The next situation in which someone might be eligible to receive Social Security benefits is if they have a disability. To be eligible for these benefits, someone still must have worked for a certain number of years in the workforce where they paid Social Security taxes. You also have to suffer from a medical condition that meets the Social Security disability requirements.

In general, you aren’t eligible for benefits if you are able to work and earn more than $1,220 per month. It’s also necessary that your medical condition prevents you from doing basic work for at least one year. If the Social Security Administration (SSA) finds that you are capable of basic tasks and could be earning an income through work, then your application might be denied.

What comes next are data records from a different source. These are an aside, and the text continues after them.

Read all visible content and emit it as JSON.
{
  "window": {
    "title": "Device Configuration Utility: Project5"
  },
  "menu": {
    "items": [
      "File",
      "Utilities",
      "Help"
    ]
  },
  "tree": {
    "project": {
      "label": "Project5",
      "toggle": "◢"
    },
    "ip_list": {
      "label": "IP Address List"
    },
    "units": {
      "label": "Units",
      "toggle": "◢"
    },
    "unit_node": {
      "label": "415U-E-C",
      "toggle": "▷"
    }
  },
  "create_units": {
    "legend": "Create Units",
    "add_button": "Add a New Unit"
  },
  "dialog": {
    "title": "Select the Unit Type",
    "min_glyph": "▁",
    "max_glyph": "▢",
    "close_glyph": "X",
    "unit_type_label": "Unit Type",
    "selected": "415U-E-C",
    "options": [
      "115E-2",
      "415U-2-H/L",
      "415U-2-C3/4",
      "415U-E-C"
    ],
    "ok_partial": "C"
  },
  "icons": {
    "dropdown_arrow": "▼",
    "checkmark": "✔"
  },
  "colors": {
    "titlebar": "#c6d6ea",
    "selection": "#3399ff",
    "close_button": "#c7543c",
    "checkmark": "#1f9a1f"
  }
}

There are also certain medical conditions that automatically qualify you for Social Security disability benefits. The SSA refers to these conditions as “compassionate allowances.” They include certain cancers and brain disorders whose symptoms would almost certainly allow an individual to be eligible for disability benefits.

The average monthly benefit for individuals receiving Social Security disability benefits was $1,234 in 2019.


In certain situations, an individual might be eligible to receive Social Security benefits if they are the surviving family member of an individual who was receiving Social Security benefits and passed away.

Those who might be eligible for survivor Social Security benefits include:

A surviving widow or widower who is 60 years of age or older

A surviving spouse of any age who is caring for a child who is either disabled or under the age of 16

An unmarried surviving child who is under the age of 18, or over the age of 18 with a disability

Surviving parents who were financially dependent on the deceased

A surviving divorced spouse, in some cases

The circumstances for survivor benefits under the Social Security program vary widely on a case-by-case basis. Therefore, unlike other types of Social Security benefits, applicants cannot apply online and must speak directly with a Social Security Administration employee.

Ready to start investing?
Sign up for Robinhood and get your first stock on us.Certain limitations apply

The free stock offer is available to new users only, subject to the terms and conditions at rbnhd.co/freestock. Free stock chosen randomly from the program’s inventory.


Related Articles

What is an Individual Retirement Account (IRA)?
Updated June 17, 2020

You May Also Like

The 3-minute newsletter with fresh takes on the financial news you need to start your day.
The 3-minute newsletter with fresh takes on the financial news you need to start your day.

© 2020 Robinhood Markets, Inc. Robinhood® is a trademark of Robinhood Markets, Inc.

This information is educational, and is not an offer to sell or a solicitation of an offer to buy any security. This information is not a recommendation to buy, hold, or sell an investment or financial product, or take any action. This information is neither individualized nor a research report, and must not serve as the basis for any investment decision. All investments involve risk, including the possible loss of capital. Past performance does not guarantee future results or returns. Before making decisions with legal, tax, or accounting effects, you should consult appropriate professionals. Information is from sources deemed reliable on the date of publication, but Robinhood does not guarantee its accuracy.

Robinhood Financial LLC provides brokerage services. Robinhood Securities, LLC, provides brokerage clearing services. Robinhood Crypto, LLC provides crypto currency trading. Robinhood U.K. Ltd (RHUK) provides brokerage services in the United Kingdom. All are subsidiaries of Robinhood Markets, Inc. ('Robinhood').